A good forest policy is the driving engine for sustainable management.
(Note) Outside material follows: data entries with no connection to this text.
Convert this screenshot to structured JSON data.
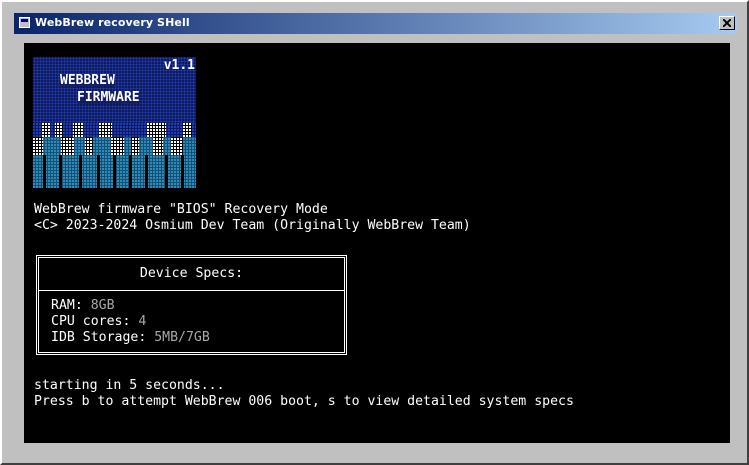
{
  "window": {
    "title": "WebBrew recovery SHell"
  },
  "logo": {
    "version": "v1.1",
    "line1": "WEBBREW",
    "line2": "FIRMWARE"
  },
  "header_lines": [
    "WebBrew firmware \"BIOS\" Recovery Mode",
    "<C> 2023-2024 Osmium Dev Team (Originally WebBrew Team)"
  ],
  "specs": {
    "title": "Device Specs:",
    "rows": [
      {
        "label": "RAM: ",
        "value": "8GB"
      },
      {
        "label": "CPU cores: ",
        "value": "4"
      },
      {
        "label": "IDB Storage: ",
        "value": "5MB/7GB"
      }
    ]
  },
  "footer_lines": [
    "starting in 5 seconds...",
    "Press b to attempt WebBrew 006 boot, s to view detailed system specs"
  ],
  "colors": {
    "screen_bg": "#000000",
    "text": "#ffffff",
    "muted_value": "#a8a8a8",
    "logo_dark_blue": "#101a58",
    "logo_blue": "#1f3dbb",
    "logo_cyan": "#2a8fb5",
    "titlebar_start": "#0a246a",
    "titlebar_end": "#a6caf0"
  },
  "icons": {
    "app": "window-app-icon",
    "close": "close-x-icon"
  }
}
Virtually all countries have developed well-structured policies, many of which have recently been updated under the guidelines of the Tropical Forests Action Plan (TFAP). Some countries have undertaken institutional reform and adjustments such as harmonization of land-use sectoral policies under National Environment rationalization initiatives, and forest master plans.
It is noteworthy that revised national forest policies have opened up participation of the private sector, NGO partners and communities in sustainable forest management for multiple products.
Notwithstanding the policy adjustments, forest management programmes continue to be destabilized by policies that encourage:
- Inappropriate concession agreements that allow uncontrolled log harvesting
beyond sustainable levels; poorly drafted forestry regulations that compromise
sustainable forest practices; lack of enforcement of sound regulations; and
excessive incentives to forest product industries resulting in inadequate
investment in wood processing capacity.
- Land tenure policies that encourage deforestation, particularly tenurial
rules that assign property rights over public forests to private parties on
condition that such lands are `developed' or `improved'. Such rules have
facilitated small farmer expansion into forests, and in some countries have
been used by wealthy parties to amass large holdings for speculative
- Absence of national land-use policy that would guide land allocation
according to land capability and environment impact considerations, including
excisions of forest land for inappropriate alternative usage.
- Pricing policies and investment priorities biased in favour of
agriculture, and farm policies that favour large farmers over smallholders all
of which ultimately retard the demographic transition, make rural populations
more dependent on natural forests for subsistence needs, and increase the
concentration of agricultural landholdings.
- Subsidy programmes that provide financial aid to private investors through
low interest loans and tax breaks that boost the profitability of agriculture
- Low logging fees in public forests, and the charges that encourage
licensees to harvest selectively, taking only the most valuable stems.
Consequently, larger areas are harvested to meet timber demands, opening up
more of the forest to shifting cultivators, while severely damaging residual
trees by logging operations.
- Policies that lead to inadequate valuation of non-traded forest products
hence most woodland products that have non-market values, including
subsistence production and non-marketable or non-use values based on
ecological, spiritual or aesthetic benefits, remain ignored.
These practices and policies promote pervasive influences on forest development and overtime have eroded support and commitment to sustainable management.